There’s a lot you don’t really hear about when you’re getting ready to welcome a child, but it’s not just what your body goes through (gross stuff, if you’re carrying it) or what you give up in your lifestyle (sleep, freedom, maybe some substances). There is woefully inadequate warning about the Gnomie I just want to work on my farm and hang out with my chickens shirt but I will buy this shirt and I will love this fact that becoming a parent means living with and integrating the fear that your child will die. People vaguely say that raising kids is “scary,” but it’s not just fear that you’ll make mistakes you can’t take back, or that you’ll have to confront your own wounds, both of which are very real and very hard, for sure. The “scary” part of parenting is the supercharging of that base fear we all already know—the fear of death—now externalized, because your own death isn’t the scariest one you can imagine anymore. This fear can be constant and pounding when they’re tiny and helpless, and I gather it winds right back up when they’re testing their independence. But it doesn’t go away in between, and learning to live with and not be decimated by it becomes a big part of the work. My point is: somebody needs to talk about fear of death in the baby books!
Gnomie I just want to work on my farm and hang out with my chickens shirt, hoodie, tank top, sweater and long sleeve t-shirt

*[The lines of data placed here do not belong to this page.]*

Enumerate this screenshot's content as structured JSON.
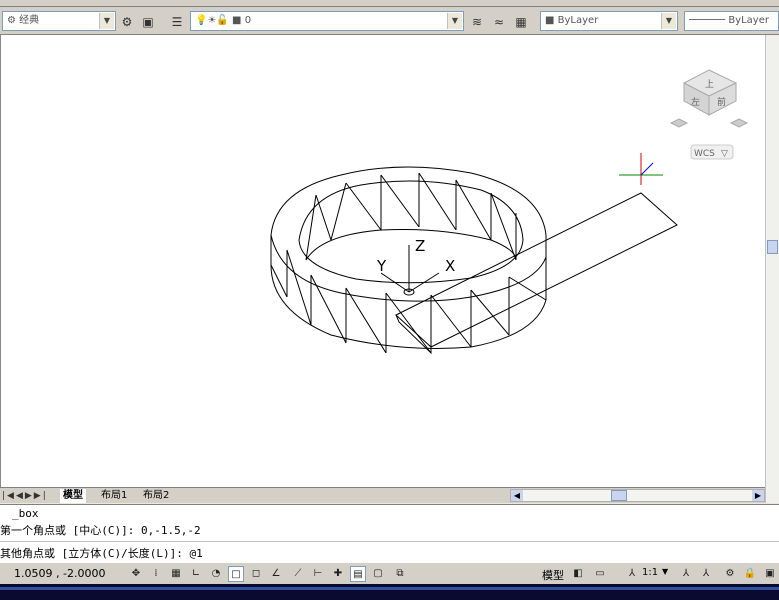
{
  "toolbar": {
    "workspace_value": "经典",
    "layer_value": "0",
    "color_value": "ByLayer",
    "linetype_value": "ByLayer"
  },
  "viewcube": {
    "face_top": "上",
    "face_left": "左",
    "face_front": "前",
    "wcs_label": "WCS"
  },
  "ucs": {
    "x": "X",
    "y": "Y",
    "z": "Z"
  },
  "layout_tabs": [
    {
      "label": "模型"
    },
    {
      "label": "布局1"
    },
    {
      "label": "布局2"
    }
  ],
  "command": {
    "lines": [
      "_box",
      "第一个角点或 [中心(C)]: 0,-1.5,-2",
      "其他角点或 [立方体(C)/长度(L)]: @1"
    ]
  },
  "status": {
    "coordinates": "1.0509 , -2.0000",
    "model_label": "模型",
    "scale_label": "1:1"
  }
}
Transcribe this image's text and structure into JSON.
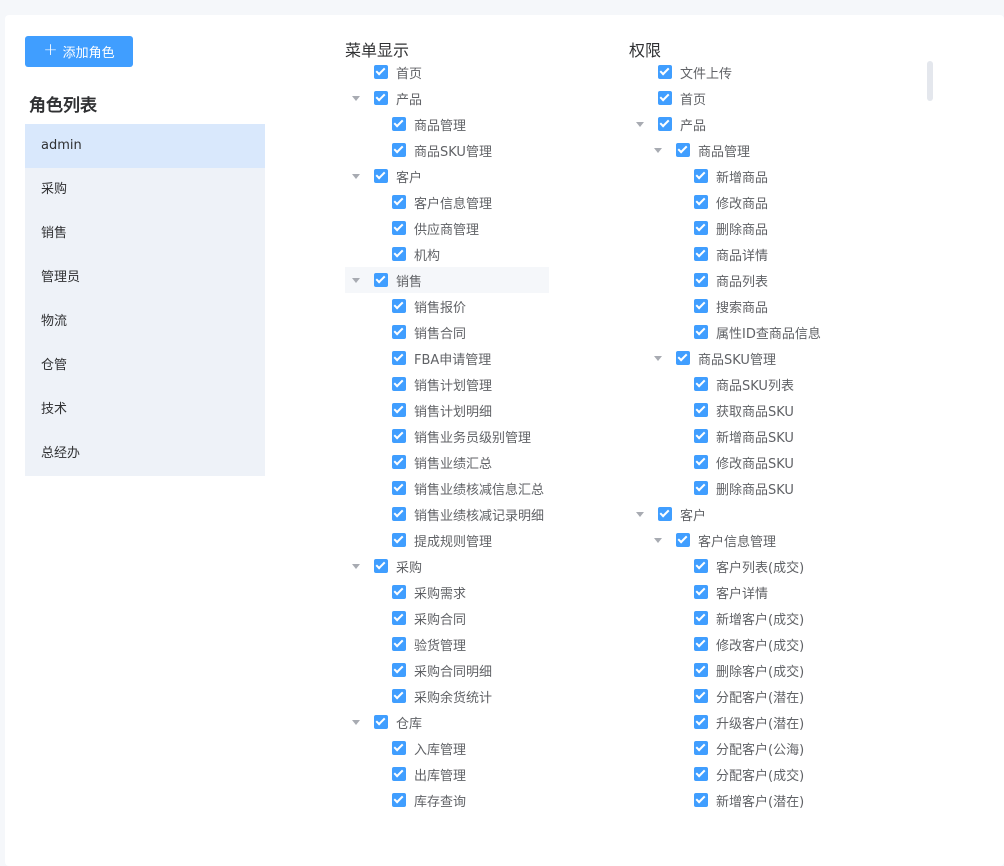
{
  "add_button_label": "添加角色",
  "role_list_title": "角色列表",
  "roles": [
    "admin",
    "采购",
    "销售",
    "管理员",
    "物流",
    "仓管",
    "技术",
    "总经办"
  ],
  "active_role": "admin",
  "menu_title": "菜单显示",
  "perm_title": "权限",
  "accent_color": "#409eff",
  "menu_tree": [
    {
      "label": "首页",
      "level": 0,
      "expandable": false
    },
    {
      "label": "产品",
      "level": 0,
      "expandable": true
    },
    {
      "label": "商品管理",
      "level": 1,
      "expandable": false
    },
    {
      "label": "商品SKU管理",
      "level": 1,
      "expandable": false
    },
    {
      "label": "客户",
      "level": 0,
      "expandable": true
    },
    {
      "label": "客户信息管理",
      "level": 1,
      "expandable": false
    },
    {
      "label": "供应商管理",
      "level": 1,
      "expandable": false
    },
    {
      "label": "机构",
      "level": 1,
      "expandable": false
    },
    {
      "label": "销售",
      "level": 0,
      "expandable": true,
      "highlight": true
    },
    {
      "label": "销售报价",
      "level": 1,
      "expandable": false
    },
    {
      "label": "销售合同",
      "level": 1,
      "expandable": false
    },
    {
      "label": "FBA申请管理",
      "level": 1,
      "expandable": false
    },
    {
      "label": "销售计划管理",
      "level": 1,
      "expandable": false
    },
    {
      "label": "销售计划明细",
      "level": 1,
      "expandable": false
    },
    {
      "label": "销售业务员级别管理",
      "level": 1,
      "expandable": false
    },
    {
      "label": "销售业绩汇总",
      "level": 1,
      "expandable": false
    },
    {
      "label": "销售业绩核减信息汇总",
      "level": 1,
      "expandable": false
    },
    {
      "label": "销售业绩核减记录明细",
      "level": 1,
      "expandable": false
    },
    {
      "label": "提成规则管理",
      "level": 1,
      "expandable": false
    },
    {
      "label": "采购",
      "level": 0,
      "expandable": true
    },
    {
      "label": "采购需求",
      "level": 1,
      "expandable": false
    },
    {
      "label": "采购合同",
      "level": 1,
      "expandable": false
    },
    {
      "label": "验货管理",
      "level": 1,
      "expandable": false
    },
    {
      "label": "采购合同明细",
      "level": 1,
      "expandable": false
    },
    {
      "label": "采购余货统计",
      "level": 1,
      "expandable": false
    },
    {
      "label": "仓库",
      "level": 0,
      "expandable": true
    },
    {
      "label": "入库管理",
      "level": 1,
      "expandable": false
    },
    {
      "label": "出库管理",
      "level": 1,
      "expandable": false
    },
    {
      "label": "库存查询",
      "level": 1,
      "expandable": false
    }
  ],
  "perm_tree": [
    {
      "label": "文件上传",
      "level": 0,
      "expandable": false
    },
    {
      "label": "首页",
      "level": 0,
      "expandable": false
    },
    {
      "label": "产品",
      "level": 0,
      "expandable": true
    },
    {
      "label": "商品管理",
      "level": 1,
      "expandable": true
    },
    {
      "label": "新增商品",
      "level": 2,
      "expandable": false
    },
    {
      "label": "修改商品",
      "level": 2,
      "expandable": false
    },
    {
      "label": "删除商品",
      "level": 2,
      "expandable": false
    },
    {
      "label": "商品详情",
      "level": 2,
      "expandable": false
    },
    {
      "label": "商品列表",
      "level": 2,
      "expandable": false
    },
    {
      "label": "搜索商品",
      "level": 2,
      "expandable": false
    },
    {
      "label": "属性ID查商品信息",
      "level": 2,
      "expandable": false
    },
    {
      "label": "商品SKU管理",
      "level": 1,
      "expandable": true
    },
    {
      "label": "商品SKU列表",
      "level": 2,
      "expandable": false
    },
    {
      "label": "获取商品SKU",
      "level": 2,
      "expandable": false
    },
    {
      "label": "新增商品SKU",
      "level": 2,
      "expandable": false
    },
    {
      "label": "修改商品SKU",
      "level": 2,
      "expandable": false
    },
    {
      "label": "删除商品SKU",
      "level": 2,
      "expandable": false
    },
    {
      "label": "客户",
      "level": 0,
      "expandable": true
    },
    {
      "label": "客户信息管理",
      "level": 1,
      "expandable": true
    },
    {
      "label": "客户列表(成交)",
      "level": 2,
      "expandable": false
    },
    {
      "label": "客户详情",
      "level": 2,
      "expandable": false
    },
    {
      "label": "新增客户(成交)",
      "level": 2,
      "expandable": false
    },
    {
      "label": "修改客户(成交)",
      "level": 2,
      "expandable": false
    },
    {
      "label": "删除客户(成交)",
      "level": 2,
      "expandable": false
    },
    {
      "label": "分配客户(潜在)",
      "level": 2,
      "expandable": false
    },
    {
      "label": "升级客户(潜在)",
      "level": 2,
      "expandable": false
    },
    {
      "label": "分配客户(公海)",
      "level": 2,
      "expandable": false
    },
    {
      "label": "分配客户(成交)",
      "level": 2,
      "expandable": false
    },
    {
      "label": "新增客户(潜在)",
      "level": 2,
      "expandable": false
    }
  ]
}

This last year has brought collective fear and anxiety to heartbreaking levels, with grief and loss crashing in waves upon so many families. Even anyone watching from a relatively safe perch can see the Gnomie I just want to work on my farm and hang out with my chickens shirt but I will buy this shirt and I will love this further storms on the horizon, particularly the gathering clouds of the climate catastrophe that any sane parent sees threatening their children even more than themselves. Will the pandemic have taught us anything about how to collectivize the fight for the survival of our species? Parents are not the only ones with a stake in the future. As Adrienne Rich wrote in 1996, “this is surely one of the lines on which [Indigenous North American] and Black women have had a very different understanding rooted in their respective community history and values: the shared concern of many members of a group for all its young.”